“When he fainted, it was this silence and… a voice from the audience came [up and said], ‘Oh, he’s giving his life to God,’ … and Bakker’s attorney called him [Jim Bakker] up, ‘Jim, Jim,’ as if there’s going to be a miracle, he can bring him back to life,” said Jerry McJunkins, who was one of several court sketch artists covering the trial.
“Jim literally thought [Nelson] had died,” added Hardister.
The next day, Jim Bakker “had a psychological breakdown,” Wigger said, saying he was hallucinating that “the reporters outside the courtroom looked to him like giant bugs.”
“He was curled up underneath his attorney’s couch,” Hardister said. “I think the weight of that trial and the weight of everything that he had done, good and bad, just crushed him.”
Judge Potter ordered Bakker to be committed to a psychiatric ward in a federal prison and the trial was put on hold.
Six days later, Jim Bakker emerged, ready to take the stand in his own defense.
On Oct. 5, 1989, a jury found Bakker guilty on all 24 counts.
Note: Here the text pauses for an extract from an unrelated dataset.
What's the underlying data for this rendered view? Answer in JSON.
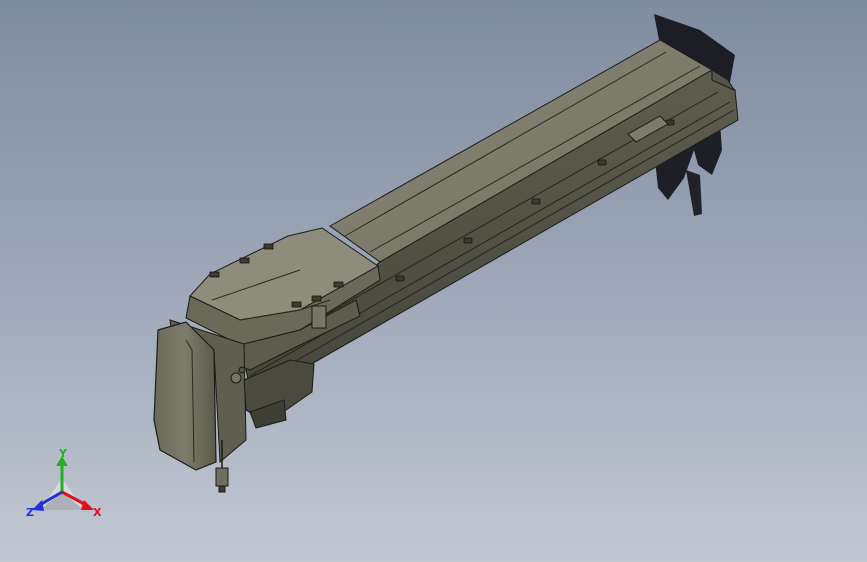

He was sentenced to 45 years in prison and ordered to pay a $500,000 fine.
Jim Bakker filed an appeal, arguing that his sentence was too long for the crimes. In 1991, the appellate court upheld his conviction but granted him a sentence-reduction hearing, during which he was granted a reduced prison sentence from 45 years down to eight years. He ended up serving almost five years of that sentence before being paroled in 1994.
While Jim Bakker was in prison, Tammy Faye filed for divorce. Shortly thereafter, she married Roe Messner, the contractor who built Heritage USA. But after the financial fallout of PTL, Messner was sentenced in 1996 to 27 months in federal prison for bankruptcy fraud.
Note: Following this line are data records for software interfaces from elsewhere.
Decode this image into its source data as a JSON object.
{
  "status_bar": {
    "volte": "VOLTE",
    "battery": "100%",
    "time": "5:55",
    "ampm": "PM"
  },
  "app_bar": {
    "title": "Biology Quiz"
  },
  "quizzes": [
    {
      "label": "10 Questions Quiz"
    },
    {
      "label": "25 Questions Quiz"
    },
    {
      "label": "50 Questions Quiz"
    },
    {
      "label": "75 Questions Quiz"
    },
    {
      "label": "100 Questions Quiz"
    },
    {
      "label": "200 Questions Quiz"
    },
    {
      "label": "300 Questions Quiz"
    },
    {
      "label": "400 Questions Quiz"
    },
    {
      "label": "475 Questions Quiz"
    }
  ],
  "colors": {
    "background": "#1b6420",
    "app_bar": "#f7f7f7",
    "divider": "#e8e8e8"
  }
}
In the years that followed, Tammy Faye did a number of TV appearances, including interviews on daytime talk shows and even appearing in VH1’s “The Surreal Life.”
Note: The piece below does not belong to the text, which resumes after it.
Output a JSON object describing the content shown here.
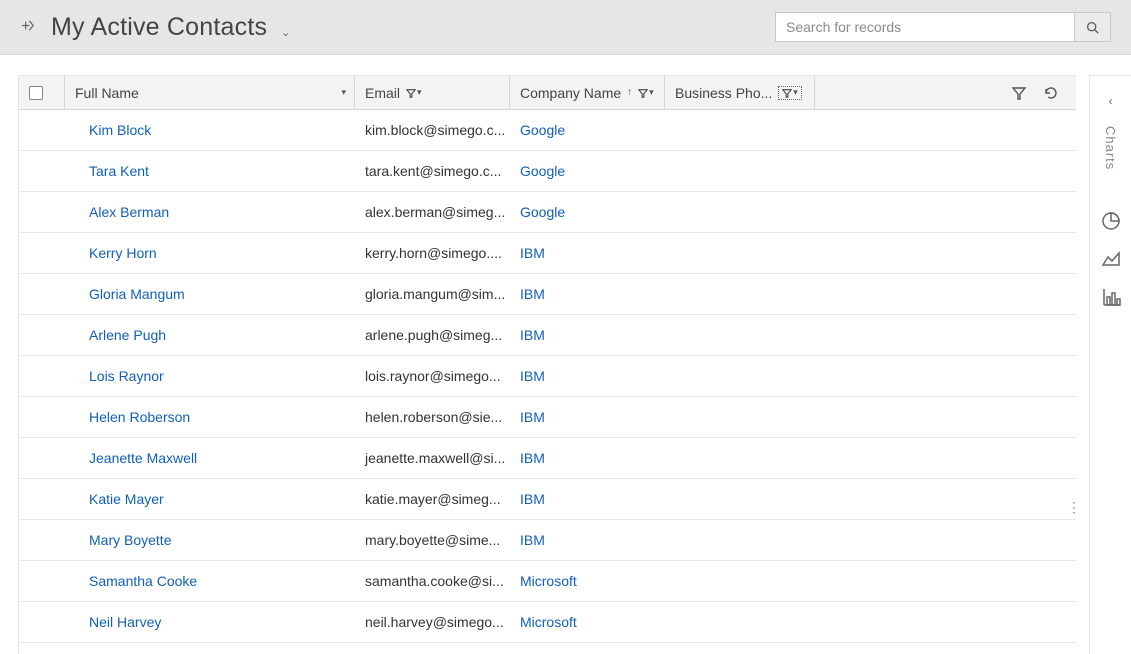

She also struggled with bouts of cancer. In 1996, she announced she had colon cancer, and in 2005, she announced it had spread to her lungs. In May 2007, she announced on her website that she was stopping cancer treatments. She died two months later.
“She believed… that when she took her last breath, that she would see the one who she loved and talked about and sang about and cried about… which gave her not only courage, but it gave her something to smile about,” said BeBe Winans, a former PTL singer and six-time Grammy award-winner.
After Jim Bakker was released from prison, he went to work launching a new ministry called Morningside, nestled in the Missouri Ozarks. In 2003, he began broadcasting a new daily TV show, “The Jim Bakker Show,” from studios near Branson, Missouri, starring him and his second wife, Lori Bakker.
The Bakkers now raise money for the ministry by selling “end of the world” products, Wigger said, such as freeze-dried food by the five-gallon bucket load and survival gear to help people prepare for “the end of days.”
Looking back on the Bakkers’ incredible rise and fall, “It’s a fascinating story about American religion,” Wigger said.
“It’s a fascinating story about American culture,” he continued. “And I think it has a kind of timelessness to it.”